» EXERCISE INSTRUCTIONS
Within the records below, find each line that holds the string "Haze", then copy it.

╭─ EXERCISE INPUTS

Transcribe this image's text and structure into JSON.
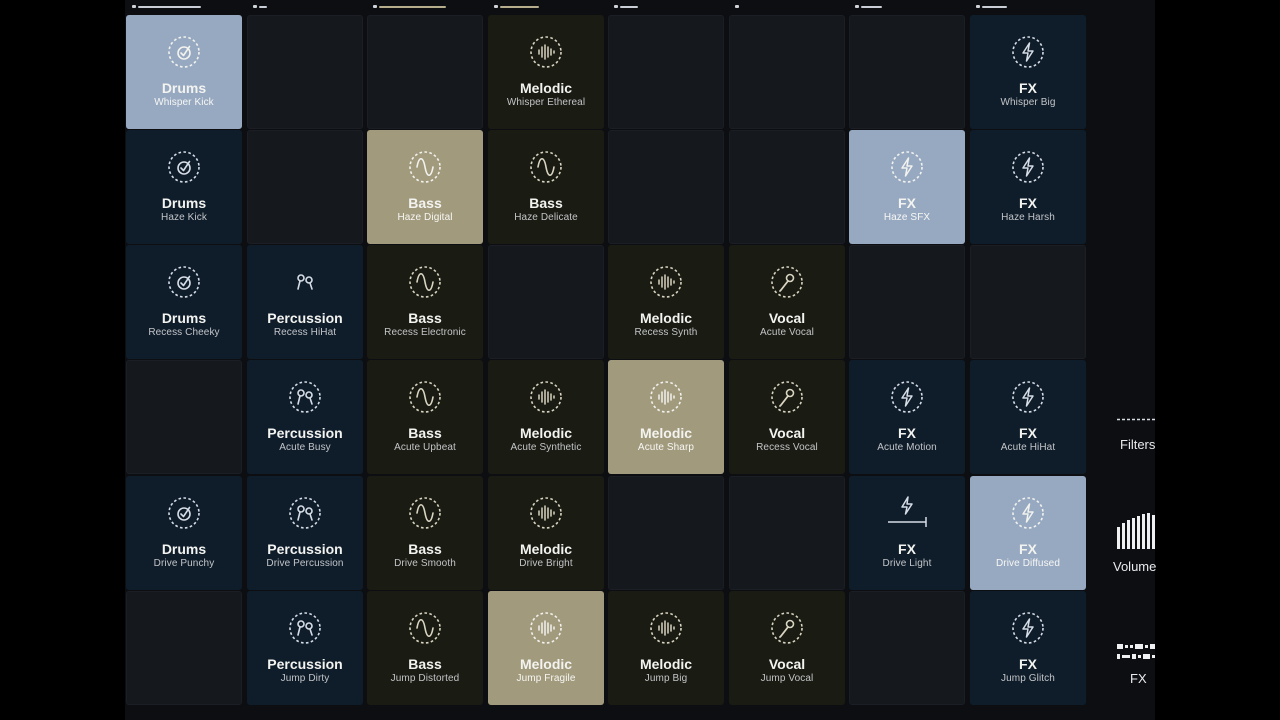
{
  "colors": {
    "blue_cell": "#0f1d2b",
    "olive_cell": "#1a1b13",
    "active_blue": "#97a9c1",
    "active_olive": "#a19a7d",
    "empty_cell": "#15181d"
  },
  "columns": [
    {
      "indicator": 0.9
    },
    {
      "indicator": 0.12
    },
    {
      "indicator": 0.95
    },
    {
      "indicator": 0.55
    },
    {
      "indicator": 0.25
    },
    {
      "indicator": 0.0
    },
    {
      "indicator": 0.3
    },
    {
      "indicator": 0.35
    }
  ],
  "grid": [
    [
      {
        "category": "Drums",
        "name": "Whisper Kick",
        "icon": "drums-icon",
        "state": "active"
      },
      {
        "empty": true
      },
      {
        "empty": true
      },
      {
        "category": "Melodic",
        "name": "Whisper Ethereal",
        "icon": "melodic-icon",
        "state": "idle"
      },
      {
        "empty": true
      },
      {
        "empty": true
      },
      {
        "empty": true
      },
      {
        "category": "FX",
        "name": "Whisper Big",
        "icon": "fx-icon",
        "state": "idle"
      }
    ],
    [
      {
        "category": "Drums",
        "name": "Haze Kick",
        "icon": "drums-icon",
        "state": "idle"
      },
      {
        "empty": true
      },
      {
        "category": "Bass",
        "name": "Haze Digital",
        "icon": "bass-icon",
        "state": "active"
      },
      {
        "category": "Bass",
        "name": "Haze Delicate",
        "icon": "bass-icon",
        "state": "idle"
      },
      {
        "empty": true
      },
      {
        "empty": true
      },
      {
        "category": "FX",
        "name": "Haze SFX",
        "icon": "fx-icon",
        "state": "active"
      },
      {
        "category": "FX",
        "name": "Haze Harsh",
        "icon": "fx-icon",
        "state": "idle"
      }
    ],
    [
      {
        "category": "Drums",
        "name": "Recess Cheeky",
        "icon": "drums-icon",
        "state": "idle"
      },
      {
        "category": "Percussion",
        "name": "Recess HiHat",
        "icon": "percussion-icon",
        "state": "idle",
        "plain_icon": true
      },
      {
        "category": "Bass",
        "name": "Recess Electronic",
        "icon": "bass-icon",
        "state": "idle"
      },
      {
        "empty": true
      },
      {
        "category": "Melodic",
        "name": "Recess Synth",
        "icon": "melodic-icon",
        "state": "idle"
      },
      {
        "category": "Vocal",
        "name": "Acute Vocal",
        "icon": "vocal-icon",
        "state": "idle"
      },
      {
        "empty": true
      },
      {
        "empty": true
      }
    ],
    [
      {
        "empty": true
      },
      {
        "category": "Percussion",
        "name": "Acute Busy",
        "icon": "percussion-icon",
        "state": "idle"
      },
      {
        "category": "Bass",
        "name": "Acute Upbeat",
        "icon": "bass-icon",
        "state": "idle"
      },
      {
        "category": "Melodic",
        "name": "Acute Synthetic",
        "icon": "melodic-icon",
        "state": "idle"
      },
      {
        "category": "Melodic",
        "name": "Acute Sharp",
        "icon": "melodic-icon",
        "state": "active"
      },
      {
        "category": "Vocal",
        "name": "Recess Vocal",
        "icon": "vocal-icon",
        "state": "idle"
      },
      {
        "category": "FX",
        "name": "Acute Motion",
        "icon": "fx-icon",
        "state": "idle"
      },
      {
        "category": "FX",
        "name": "Acute HiHat",
        "icon": "fx-icon",
        "state": "idle"
      }
    ],
    [
      {
        "category": "Drums",
        "name": "Drive Punchy",
        "icon": "drums-icon",
        "state": "idle"
      },
      {
        "category": "Percussion",
        "name": "Drive Percussion",
        "icon": "percussion-icon",
        "state": "idle"
      },
      {
        "category": "Bass",
        "name": "Drive Smooth",
        "icon": "bass-icon",
        "state": "idle"
      },
      {
        "category": "Melodic",
        "name": "Drive Bright",
        "icon": "melodic-icon",
        "state": "idle"
      },
      {
        "empty": true
      },
      {
        "empty": true
      },
      {
        "category": "FX",
        "name": "Drive Light",
        "icon": "fx-stop-icon",
        "state": "idle"
      },
      {
        "category": "FX",
        "name": "Drive Diffused",
        "icon": "fx-icon",
        "state": "active"
      }
    ],
    [
      {
        "empty": true
      },
      {
        "category": "Percussion",
        "name": "Jump Dirty",
        "icon": "percussion-icon",
        "state": "idle"
      },
      {
        "category": "Bass",
        "name": "Jump Distorted",
        "icon": "bass-icon",
        "state": "idle"
      },
      {
        "category": "Melodic",
        "name": "Jump Fragile",
        "icon": "melodic-icon",
        "state": "active"
      },
      {
        "category": "Melodic",
        "name": "Jump Big",
        "icon": "melodic-icon",
        "state": "idle"
      },
      {
        "category": "Vocal",
        "name": "Jump Vocal",
        "icon": "vocal-icon",
        "state": "idle"
      },
      {
        "empty": true
      },
      {
        "category": "FX",
        "name": "Jump Glitch",
        "icon": "fx-icon",
        "state": "idle"
      }
    ]
  ],
  "side": {
    "filters_label": "Filters",
    "volume_label": "Volume",
    "fx_label": "FX"
  }
}
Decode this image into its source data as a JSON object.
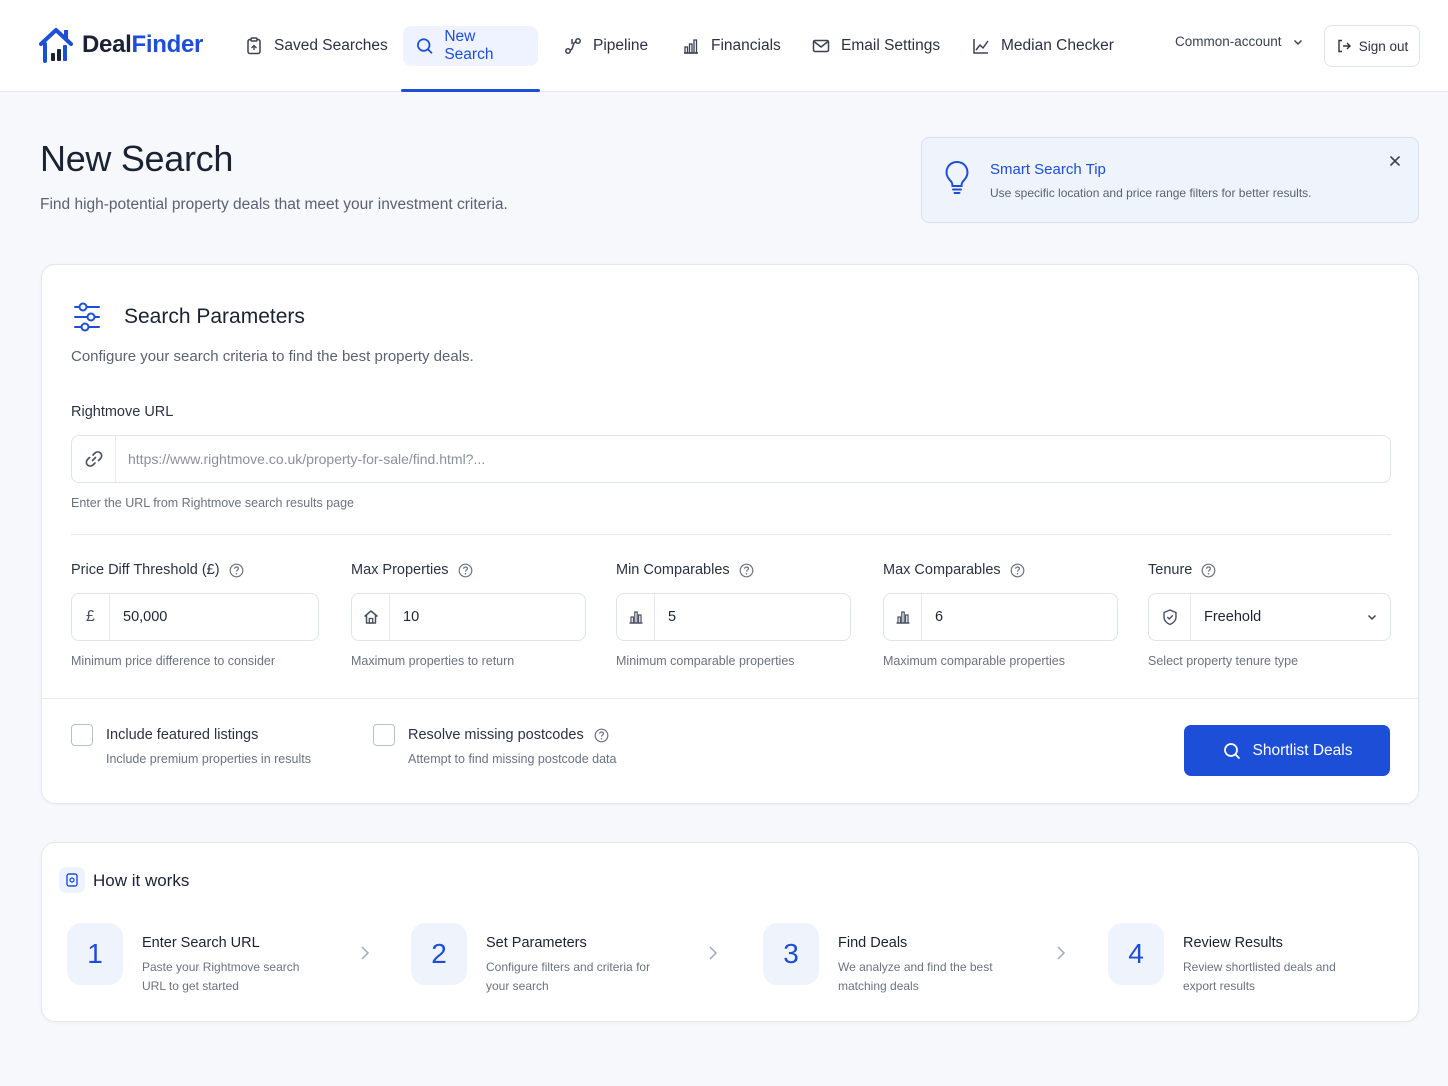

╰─

» RESPONSE TO THE TASK
        "name": "Haze Kick",
        "name": "Haze Digital",
        "name": "Haze Delicate",
        "name": "Haze SFX",
        "name": "Haze Harsh",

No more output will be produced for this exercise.